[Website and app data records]
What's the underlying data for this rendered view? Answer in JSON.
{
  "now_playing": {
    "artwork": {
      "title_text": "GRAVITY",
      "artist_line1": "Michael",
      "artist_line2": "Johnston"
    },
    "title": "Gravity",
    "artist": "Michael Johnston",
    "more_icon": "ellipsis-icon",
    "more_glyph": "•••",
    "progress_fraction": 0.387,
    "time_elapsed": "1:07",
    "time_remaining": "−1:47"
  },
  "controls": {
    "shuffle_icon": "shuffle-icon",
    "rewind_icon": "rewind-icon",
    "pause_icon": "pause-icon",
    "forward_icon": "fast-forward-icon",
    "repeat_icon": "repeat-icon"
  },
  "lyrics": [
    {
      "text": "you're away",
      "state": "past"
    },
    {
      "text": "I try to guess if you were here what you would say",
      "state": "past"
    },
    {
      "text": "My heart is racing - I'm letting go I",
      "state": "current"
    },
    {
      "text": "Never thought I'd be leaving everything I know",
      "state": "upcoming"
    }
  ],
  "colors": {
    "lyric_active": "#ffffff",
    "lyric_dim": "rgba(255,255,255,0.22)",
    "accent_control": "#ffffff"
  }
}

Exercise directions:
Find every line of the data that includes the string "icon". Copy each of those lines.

Result of the exercise:
    "more_icon": "ellipsis-icon",
    "shuffle_icon": "shuffle-icon",
    "rewind_icon": "rewind-icon",
    "pause_icon": "pause-icon",
    "forward_icon": "fast-forward-icon",
    "repeat_icon": "repeat-icon"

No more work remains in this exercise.